Windows 10 is full of fancy new features like Cortana, Windows Timeline, Action Center, and the redesigned Start menu. But despite the fancy features and improved security, not everyone is willing to make the jump to Windows 10 and give up on Windows 7.

According to market share report, Windows 7 still holds 26% of desktop operating system market share.

NetMarketShare’s December 2019 data revealed that Windows 7 is at 26.64% of the market, while Windows 10 holds 54.62% of the market and Apple’s macOS X 10.15 comes in third place with 4.23% share.

The data provided by StatCounter also shows that Windows 7 has declined and Windows 10 improved its share in December 2019. However, this isn’t necessarily good news as Windows 7 was still running on 26.79% of the desktop in December. According to StatCounter, Windows 10 market share increased to 65.4%.

Windows 7 won’t die overnight and users will still use the OS after January 14th, 2020, and enterprises are likely to purchase custom support for another year.

Many Windows 7 users won’t be joining the Windows 10 party anytime soon. Some users have concerns about forced Windows 10 updates, while some are worried about botched Windows Updates.
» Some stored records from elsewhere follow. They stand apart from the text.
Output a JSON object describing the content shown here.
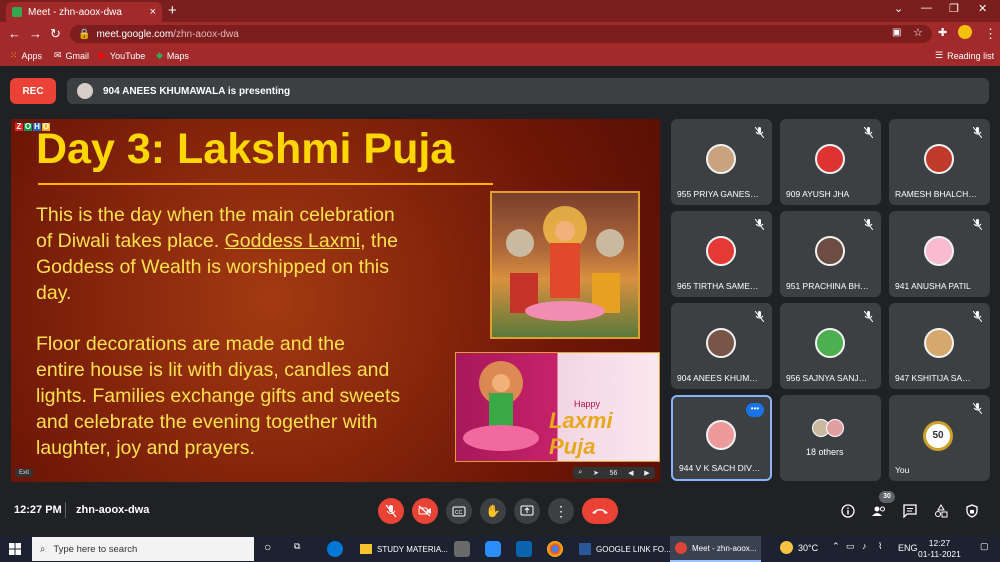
{
  "browser": {
    "tab_title": "Meet - zhn-aoox-dwa",
    "tab_close": "×",
    "newtab": "+",
    "url_host": "meet.google.com",
    "url_path": "/zhn-aoox-dwa",
    "bookmarks": [
      "Apps",
      "Gmail",
      "YouTube",
      "Maps"
    ],
    "reading_list": "Reading list",
    "colors": {
      "frame": "#7a1e1e",
      "toolbar": "#a32a2a"
    }
  },
  "meet": {
    "rec_label": "REC",
    "presenting_text": "904 ANEES KHUMAWALA is presenting",
    "slide": {
      "brand": [
        "Z",
        "O",
        "H",
        "O"
      ],
      "title": "Day 3: Lakshmi Puja",
      "para1_a": "This is the day when the main celebration",
      "para1_b": "of Diwali takes place.",
      "para1_link": "Goddess Laxmi",
      "para1_c": ", the",
      "para1_d": "Goddess of Wealth is worshipped on this",
      "para1_e": "day.",
      "para2_a": "Floor decorations are made and the",
      "para2_b": "entire house is lit with diyas, candles and",
      "para2_c": "lights. Families exchange gifts and sweets",
      "para2_d": "and celebrate the evening together with",
      "para2_e": "laughter, joy and prayers.",
      "card_happy": "Happy",
      "card_puja": "Laxmi Puja",
      "exit_label": "Exit",
      "zoom_level": "56"
    },
    "participants": [
      {
        "name": "955 PRIYA GANES…"
      },
      {
        "name": "909 AYUSH JHA"
      },
      {
        "name": "RAMESH BHALCH…"
      },
      {
        "name": "965 TIRTHA SAME…"
      },
      {
        "name": "951 PRACHINA BH…"
      },
      {
        "name": "941 ANUSHA PATIL"
      },
      {
        "name": "904 ANEES KHUM…"
      },
      {
        "name": "956 SAJNYA SANJ…"
      },
      {
        "name": "947 KSHITIJA SA…"
      },
      {
        "name": "944 V K SACH DIV…"
      }
    ],
    "others_label": "18 others",
    "you_label": "You",
    "you_badge": "50",
    "more_dots": "•••",
    "bottom": {
      "time": "12:27 PM",
      "code": "zhn-aoox-dwa",
      "people_count": "30"
    }
  },
  "taskbar": {
    "search_placeholder": "Type here to search",
    "items": [
      "STUDY MATERIA...",
      "GOOGLE LINK FO...",
      "Meet - zhn-aoox..."
    ],
    "weather": "30°C",
    "lang": "ENG",
    "clock_time": "12:27",
    "clock_date": "01-11-2021"
  }
}
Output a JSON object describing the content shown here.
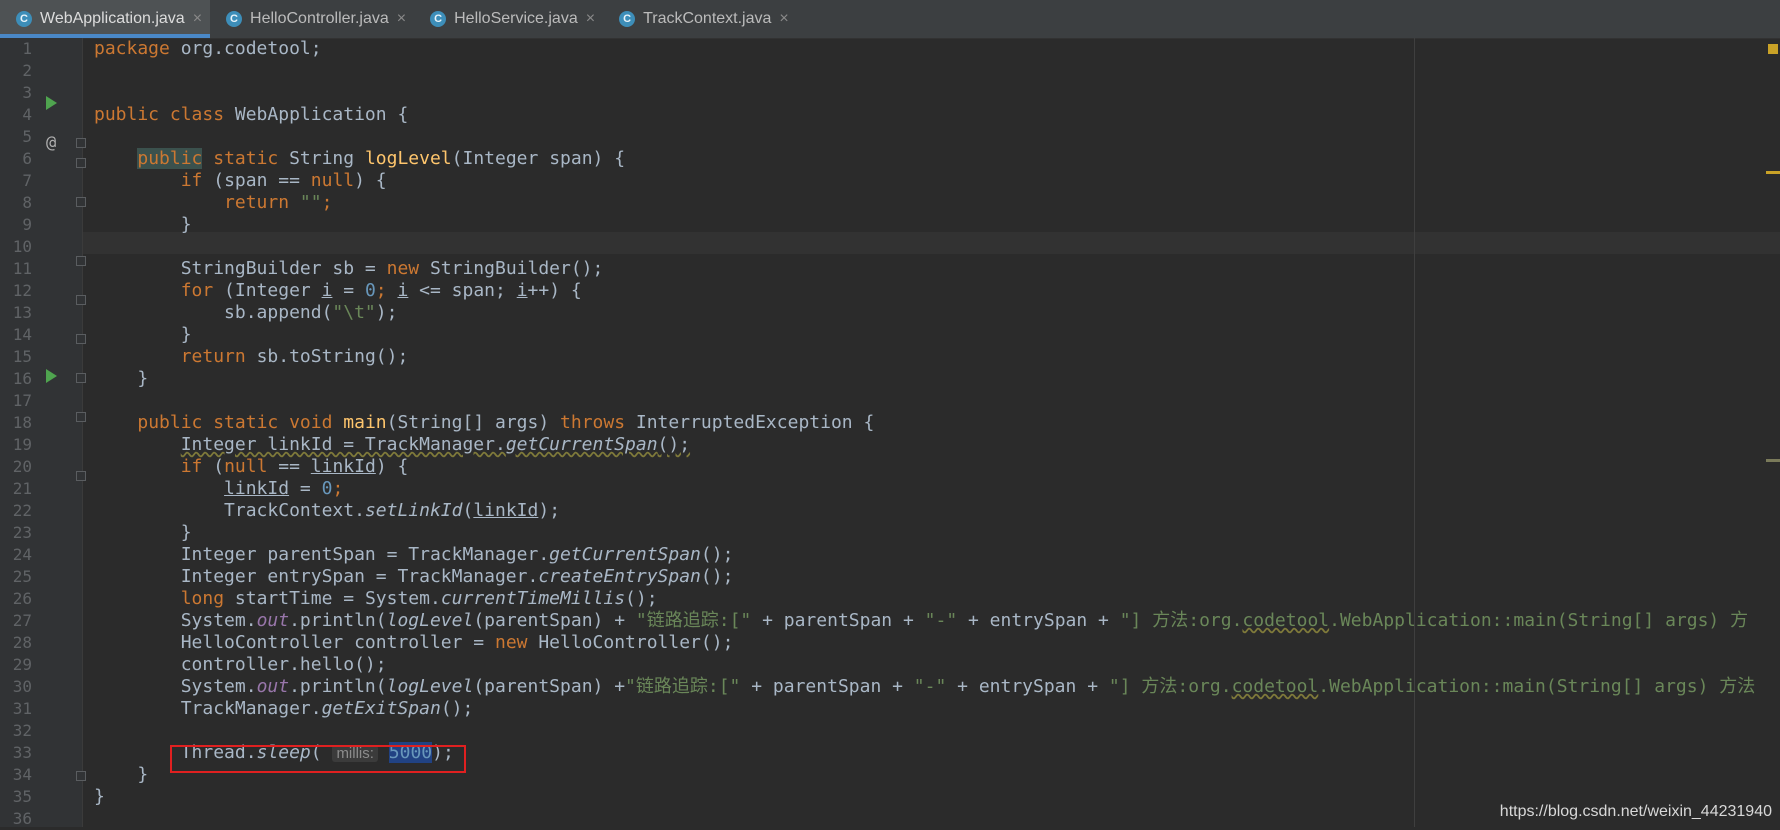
{
  "tabs": [
    {
      "label": "WebApplication.java",
      "active": true
    },
    {
      "label": "HelloController.java",
      "active": false
    },
    {
      "label": "HelloService.java",
      "active": false
    },
    {
      "label": "TrackContext.java",
      "active": false
    }
  ],
  "tab_icon_letter": "C",
  "tab_close_glyph": "×",
  "gutter_at_glyph": "@",
  "line_numbers": [
    "1",
    "2",
    "3",
    "4",
    "5",
    "6",
    "7",
    "8",
    "9",
    "10",
    "11",
    "12",
    "13",
    "14",
    "15",
    "16",
    "17",
    "18",
    "19",
    "20",
    "21",
    "22",
    "23",
    "24",
    "25",
    "26",
    "27",
    "28",
    "29",
    "30",
    "31",
    "32",
    "33",
    "34",
    "35",
    "36"
  ],
  "code": {
    "l1": {
      "kw": "package",
      "rest": " org.codetool;"
    },
    "l4": {
      "mod": "public class",
      "cls": " WebApplication {"
    },
    "l6": {
      "pub": "public",
      "kw": " static",
      "type": " String ",
      "fn": "logLevel",
      "rest": "(Integer span) {"
    },
    "l7": {
      "kw": "if",
      "a": " (span == ",
      "nul": "null",
      "b": ") {"
    },
    "l8": {
      "kw": "return",
      "str": "\"\"",
      "semi": ";"
    },
    "l9": "}",
    "l11": {
      "a": "StringBuilder sb = ",
      "kw": "new",
      "b": " StringBuilder();"
    },
    "l12": {
      "kw": "for",
      "a": " (Integer ",
      "v1": "i",
      "b": " = ",
      "n": "0",
      "c": "; ",
      "v2": "i",
      "d": " <= span; ",
      "v3": "i",
      "e": "++) {"
    },
    "l13": {
      "a": "sb.append(",
      "str": "\"\\t\"",
      "b": ");"
    },
    "l14": "}",
    "l15": {
      "kw": "return",
      "rest": " sb.toString();"
    },
    "l16": "}",
    "l18": {
      "kw": "public static void",
      "fn": " main",
      "a": "(String[] args) ",
      "thr": "throws",
      "b": " InterruptedException {"
    },
    "l19": {
      "a": "Integer linkId = TrackManager.",
      "m": "getCurrentSpan",
      "b": "();"
    },
    "l20": {
      "kw": "if",
      "a": " (",
      "nul": "null",
      "b": " == ",
      "v": "linkId",
      "c": ") {"
    },
    "l21": {
      "v": "linkId",
      "a": " = ",
      "n": "0",
      "b": ";"
    },
    "l22": {
      "a": "TrackContext.",
      "m": "setLinkId",
      "b": "(",
      "v": "linkId",
      "c": ");"
    },
    "l23": "}",
    "l24": {
      "a": "Integer parentSpan = TrackManager.",
      "m": "getCurrentSpan",
      "b": "();"
    },
    "l25": {
      "a": "Integer entrySpan = TrackManager.",
      "m": "createEntrySpan",
      "b": "();"
    },
    "l26": {
      "kw": "long",
      "a": " startTime = System.",
      "m": "currentTimeMillis",
      "b": "();"
    },
    "l27": {
      "a": "System.",
      "f": "out",
      "b": ".println(",
      "m": "logLevel",
      "c": "(parentSpan) + ",
      "s1": "\"链路追踪:[\"",
      "d": " + parentSpan + ",
      "s2": "\"-\"",
      "e": " + entrySpan + ",
      "s3a": "\"] 方法:org.",
      "s3u": "codetool",
      "s3b": ".WebApplication::main(String[] args) 方"
    },
    "l28": {
      "a": "HelloController controller = ",
      "kw": "new",
      "b": " HelloController();"
    },
    "l29": "controller.hello();",
    "l30": {
      "a": "System.",
      "f": "out",
      "b": ".println(",
      "m": "logLevel",
      "c": "(parentSpan) +",
      "s1": "\"链路追踪:[\"",
      "d": " + parentSpan + ",
      "s2": "\"-\"",
      "e": " + entrySpan + ",
      "s3a": "\"] 方法:org.",
      "s3u": "codetool",
      "s3b": ".WebApplication::main(String[] args) 方法"
    },
    "l31": {
      "a": "TrackManager.",
      "m": "getExitSpan",
      "b": "();"
    },
    "l33": {
      "a": "Thread.",
      "m": "sleep",
      "b": "( ",
      "hint": "millis:",
      "n": "5000",
      "c": ");"
    },
    "l34": "}",
    "l35": "}"
  },
  "watermark": "https://blog.csdn.net/weixin_44231940"
}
Many users simply don’t like the modern user interface and experience of Windows 10.

Windows 7 may have had fewer update issues and better privacy, but browsing the internet on a PC with a discontinued operating system makes you vulnerable to security issues.

After January 14, 2019, users need to start thinking about finally moving on from Windows 7.

About The Author

Mayank Parmar

Mayank Parmar is an entrepreneur who founded Windows Latest. He is the Editor-in-Chief and has written on various topics in his seven years of career, but he is mostly known for his well-researched work on Microsoft's Windows. His articles and research works have been referred to by CNN, Business Insiders, Forbes, Fortune, CBS Interactive, Microsoft and many others over the years.